Assignment - Each record is to be written out exactly as it appears.
[Material shown Boundary: Start]
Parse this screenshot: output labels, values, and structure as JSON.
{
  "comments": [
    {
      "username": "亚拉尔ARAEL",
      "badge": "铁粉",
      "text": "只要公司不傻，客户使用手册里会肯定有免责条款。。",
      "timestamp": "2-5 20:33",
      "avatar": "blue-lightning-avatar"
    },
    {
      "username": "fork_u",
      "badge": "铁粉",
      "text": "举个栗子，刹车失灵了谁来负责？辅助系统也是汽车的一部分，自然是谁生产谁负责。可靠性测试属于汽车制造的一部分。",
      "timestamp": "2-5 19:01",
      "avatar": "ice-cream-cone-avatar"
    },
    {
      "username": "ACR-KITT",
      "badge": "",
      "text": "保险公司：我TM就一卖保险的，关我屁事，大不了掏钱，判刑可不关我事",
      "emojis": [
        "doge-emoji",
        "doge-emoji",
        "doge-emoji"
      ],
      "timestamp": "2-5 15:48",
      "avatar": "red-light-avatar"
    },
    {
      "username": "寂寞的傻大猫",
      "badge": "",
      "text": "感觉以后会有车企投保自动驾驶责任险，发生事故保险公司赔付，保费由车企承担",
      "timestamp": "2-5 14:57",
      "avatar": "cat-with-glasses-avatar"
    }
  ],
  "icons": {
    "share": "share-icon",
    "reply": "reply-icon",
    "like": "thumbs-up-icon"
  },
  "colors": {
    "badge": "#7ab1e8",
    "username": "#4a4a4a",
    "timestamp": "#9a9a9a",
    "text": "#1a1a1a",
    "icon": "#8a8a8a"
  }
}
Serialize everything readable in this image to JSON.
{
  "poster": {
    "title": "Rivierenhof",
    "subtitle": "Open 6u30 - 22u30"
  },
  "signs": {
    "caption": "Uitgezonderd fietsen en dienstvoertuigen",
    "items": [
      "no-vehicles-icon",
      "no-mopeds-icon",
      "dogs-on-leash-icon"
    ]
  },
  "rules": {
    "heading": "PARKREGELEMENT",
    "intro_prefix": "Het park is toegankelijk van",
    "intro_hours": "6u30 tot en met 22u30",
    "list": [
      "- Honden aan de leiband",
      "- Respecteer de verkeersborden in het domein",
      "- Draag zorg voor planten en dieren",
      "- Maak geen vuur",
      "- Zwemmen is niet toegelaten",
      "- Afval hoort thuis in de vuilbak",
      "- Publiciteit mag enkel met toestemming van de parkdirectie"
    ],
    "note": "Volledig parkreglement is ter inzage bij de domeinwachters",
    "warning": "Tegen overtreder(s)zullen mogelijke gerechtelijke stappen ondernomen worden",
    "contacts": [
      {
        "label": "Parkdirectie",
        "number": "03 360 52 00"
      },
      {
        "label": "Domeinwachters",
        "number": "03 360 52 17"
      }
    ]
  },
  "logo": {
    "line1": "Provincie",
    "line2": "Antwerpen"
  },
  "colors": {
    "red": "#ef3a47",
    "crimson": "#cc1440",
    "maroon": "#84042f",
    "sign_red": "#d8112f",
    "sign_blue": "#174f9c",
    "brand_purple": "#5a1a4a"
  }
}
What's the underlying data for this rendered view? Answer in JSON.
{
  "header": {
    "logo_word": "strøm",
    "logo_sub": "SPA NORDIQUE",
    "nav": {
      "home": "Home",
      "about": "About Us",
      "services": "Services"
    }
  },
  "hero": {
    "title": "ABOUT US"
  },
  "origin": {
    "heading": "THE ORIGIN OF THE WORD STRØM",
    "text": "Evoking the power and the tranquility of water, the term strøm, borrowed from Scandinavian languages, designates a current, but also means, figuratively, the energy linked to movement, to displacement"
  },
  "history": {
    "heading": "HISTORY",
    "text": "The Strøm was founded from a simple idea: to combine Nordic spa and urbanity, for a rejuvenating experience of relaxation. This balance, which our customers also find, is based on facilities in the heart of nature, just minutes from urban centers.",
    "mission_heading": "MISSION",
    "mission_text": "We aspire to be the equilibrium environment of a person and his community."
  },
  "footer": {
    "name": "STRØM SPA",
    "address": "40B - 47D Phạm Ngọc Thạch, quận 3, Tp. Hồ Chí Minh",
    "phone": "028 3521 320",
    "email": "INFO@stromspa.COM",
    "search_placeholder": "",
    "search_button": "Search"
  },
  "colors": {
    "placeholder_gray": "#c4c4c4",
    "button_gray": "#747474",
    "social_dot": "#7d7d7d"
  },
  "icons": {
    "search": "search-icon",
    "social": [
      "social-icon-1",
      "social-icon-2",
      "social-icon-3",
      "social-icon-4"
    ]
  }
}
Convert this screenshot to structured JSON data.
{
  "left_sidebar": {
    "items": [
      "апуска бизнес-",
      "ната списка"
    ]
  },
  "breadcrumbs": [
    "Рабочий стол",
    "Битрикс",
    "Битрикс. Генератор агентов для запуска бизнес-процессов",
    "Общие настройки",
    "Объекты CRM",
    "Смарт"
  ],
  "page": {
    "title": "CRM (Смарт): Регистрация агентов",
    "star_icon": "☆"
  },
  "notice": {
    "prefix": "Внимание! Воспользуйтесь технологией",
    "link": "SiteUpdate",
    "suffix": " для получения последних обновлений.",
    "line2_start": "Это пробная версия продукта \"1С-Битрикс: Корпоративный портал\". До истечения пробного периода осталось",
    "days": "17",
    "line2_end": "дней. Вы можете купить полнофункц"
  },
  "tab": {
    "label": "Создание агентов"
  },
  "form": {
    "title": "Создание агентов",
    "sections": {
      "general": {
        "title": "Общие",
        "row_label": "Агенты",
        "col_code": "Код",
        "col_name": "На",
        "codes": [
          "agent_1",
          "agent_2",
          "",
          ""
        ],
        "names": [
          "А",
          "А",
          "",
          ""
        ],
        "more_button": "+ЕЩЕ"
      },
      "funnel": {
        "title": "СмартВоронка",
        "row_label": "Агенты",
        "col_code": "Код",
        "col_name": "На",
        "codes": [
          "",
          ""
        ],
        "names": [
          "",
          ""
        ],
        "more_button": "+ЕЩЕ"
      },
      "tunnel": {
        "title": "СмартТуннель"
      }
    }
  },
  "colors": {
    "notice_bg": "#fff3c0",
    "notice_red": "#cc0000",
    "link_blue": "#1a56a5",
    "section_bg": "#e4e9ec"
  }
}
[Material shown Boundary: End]
Finished exercise -
Parse this screenshot: output labels, values, and structure as JSON.
{
  "comments": [
    {
      "username": "亚拉尔ARAEL",
      "badge": "铁粉",
      "text": "只要公司不傻，客户使用手册里会肯定有免责条款。。",
      "timestamp": "2-5 20:33",
      "avatar": "blue-lightning-avatar"
    },
    {
      "username": "fork_u",
      "badge": "铁粉",
      "text": "举个栗子，刹车失灵了谁来负责？辅助系统也是汽车的一部分，自然是谁生产谁负责。可靠性测试属于汽车制造的一部分。",
      "timestamp": "2-5 19:01",
      "avatar": "ice-cream-cone-avatar"
    },
    {
      "username": "ACR-KITT",
      "badge": "",
      "text": "保险公司：我TM就一卖保险的，关我屁事，大不了掏钱，判刑可不关我事",
      "emojis": [
        "doge-emoji",
        "doge-emoji",
        "doge-emoji"
      ],
      "timestamp": "2-5 15:48",
      "avatar": "red-light-avatar"
    },
    {
      "username": "寂寞的傻大猫",
      "badge": "",
      "text": "感觉以后会有车企投保自动驾驶责任险，发生事故保险公司赔付，保费由车企承担",
      "timestamp": "2-5 14:57",
      "avatar": "cat-with-glasses-avatar"
    }
  ],
  "icons": {
    "share": "share-icon",
    "reply": "reply-icon",
    "like": "thumbs-up-icon"
  },
  "colors": {
    "badge": "#7ab1e8",
    "username": "#4a4a4a",
    "timestamp": "#9a9a9a",
    "text": "#1a1a1a",
    "icon": "#8a8a8a"
  }
}
Serialize everything readable in this image to JSON.
{
  "poster": {
    "title": "Rivierenhof",
    "subtitle": "Open 6u30 - 22u30"
  },
  "signs": {
    "caption": "Uitgezonderd fietsen en dienstvoertuigen",
    "items": [
      "no-vehicles-icon",
      "no-mopeds-icon",
      "dogs-on-leash-icon"
    ]
  },
  "rules": {
    "heading": "PARKREGELEMENT",
    "intro_prefix": "Het park is toegankelijk van",
    "intro_hours": "6u30 tot en met 22u30",
    "list": [
      "- Honden aan de leiband",
      "- Respecteer de verkeersborden in het domein",
      "- Draag zorg voor planten en dieren",
      "- Maak geen vuur",
      "- Zwemmen is niet toegelaten",
      "- Afval hoort thuis in de vuilbak",
      "- Publiciteit mag enkel met toestemming van de parkdirectie"
    ],
    "note": "Volledig parkreglement is ter inzage bij de domeinwachters",
    "warning": "Tegen overtreder(s)zullen mogelijke gerechtelijke stappen ondernomen worden",
    "contacts": [
      {
        "label": "Parkdirectie",
        "number": "03 360 52 00"
      },
      {
        "label": "Domeinwachters",
        "number": "03 360 52 17"
      }
    ]
  },
  "logo": {
    "line1": "Provincie",
    "line2": "Antwerpen"
  },
  "colors": {
    "red": "#ef3a47",
    "crimson": "#cc1440",
    "maroon": "#84042f",
    "sign_red": "#d8112f",
    "sign_blue": "#174f9c",
    "brand_purple": "#5a1a4a"
  }
}
What's the underlying data for this rendered view? Answer in JSON.
{
  "header": {
    "logo_word": "strøm",
    "logo_sub": "SPA NORDIQUE",
    "nav": {
      "home": "Home",
      "about": "About Us",
      "services": "Services"
    }
  },
  "hero": {
    "title": "ABOUT US"
  },
  "origin": {
    "heading": "THE ORIGIN OF THE WORD STRØM",
    "text": "Evoking the power and the tranquility of water, the term strøm, borrowed from Scandinavian languages, designates a current, but also means, figuratively, the energy linked to movement, to displacement"
  },
  "history": {
    "heading": "HISTORY",
    "text": "The Strøm was founded from a simple idea: to combine Nordic spa and urbanity, for a rejuvenating experience of relaxation. This balance, which our customers also find, is based on facilities in the heart of nature, just minutes from urban centers.",
    "mission_heading": "MISSION",
    "mission_text": "We aspire to be the equilibrium environment of a person and his community."
  },
  "footer": {
    "name": "STRØM SPA",
    "address": "40B - 47D Phạm Ngọc Thạch, quận 3, Tp. Hồ Chí Minh",
    "phone": "028 3521 320",
    "email": "INFO@stromspa.COM",
    "search_placeholder": "",
    "search_button": "Search"
  },
  "colors": {
    "placeholder_gray": "#c4c4c4",
    "button_gray": "#747474",
    "social_dot": "#7d7d7d"
  },
  "icons": {
    "search": "search-icon",
    "social": [
      "social-icon-1",
      "social-icon-2",
      "social-icon-3",
      "social-icon-4"
    ]
  }
}
Convert this screenshot to structured JSON data.
{
  "left_sidebar": {
    "items": [
      "апуска бизнес-",
      "ната списка"
    ]
  },
  "breadcrumbs": [
    "Рабочий стол",
    "Битрикс",
    "Битрикс. Генератор агентов для запуска бизнес-процессов",
    "Общие настройки",
    "Объекты CRM",
    "Смарт"
  ],
  "page": {
    "title": "CRM (Смарт): Регистрация агентов",
    "star_icon": "☆"
  },
  "notice": {
    "prefix": "Внимание! Воспользуйтесь технологией",
    "link": "SiteUpdate",
    "suffix": " для получения последних обновлений.",
    "line2_start": "Это пробная версия продукта \"1С-Битрикс: Корпоративный портал\". До истечения пробного периода осталось",
    "days": "17",
    "line2_end": "дней. Вы можете купить полнофункц"
  },
  "tab": {
    "label": "Создание агентов"
  },
  "form": {
    "title": "Создание агентов",
    "sections": {
      "general": {
        "title": "Общие",
        "row_label": "Агенты",
        "col_code": "Код",
        "col_name": "На",
        "codes": [
          "agent_1",
          "agent_2",
          "",
          ""
        ],
        "names": [
          "А",
          "А",
          "",
          ""
        ],
        "more_button": "+ЕЩЕ"
      },
      "funnel": {
        "title": "СмартВоронка",
        "row_label": "Агенты",
        "col_code": "Код",
        "col_name": "На",
        "codes": [
          "",
          ""
        ],
        "names": [
          "",
          ""
        ],
        "more_button": "+ЕЩЕ"
      },
      "tunnel": {
        "title": "СмартТуннель"
      }
    }
  },
  "colors": {
    "notice_bg": "#fff3c0",
    "notice_red": "#cc0000",
    "link_blue": "#1a56a5",
    "section_bg": "#e4e9ec"
  }
}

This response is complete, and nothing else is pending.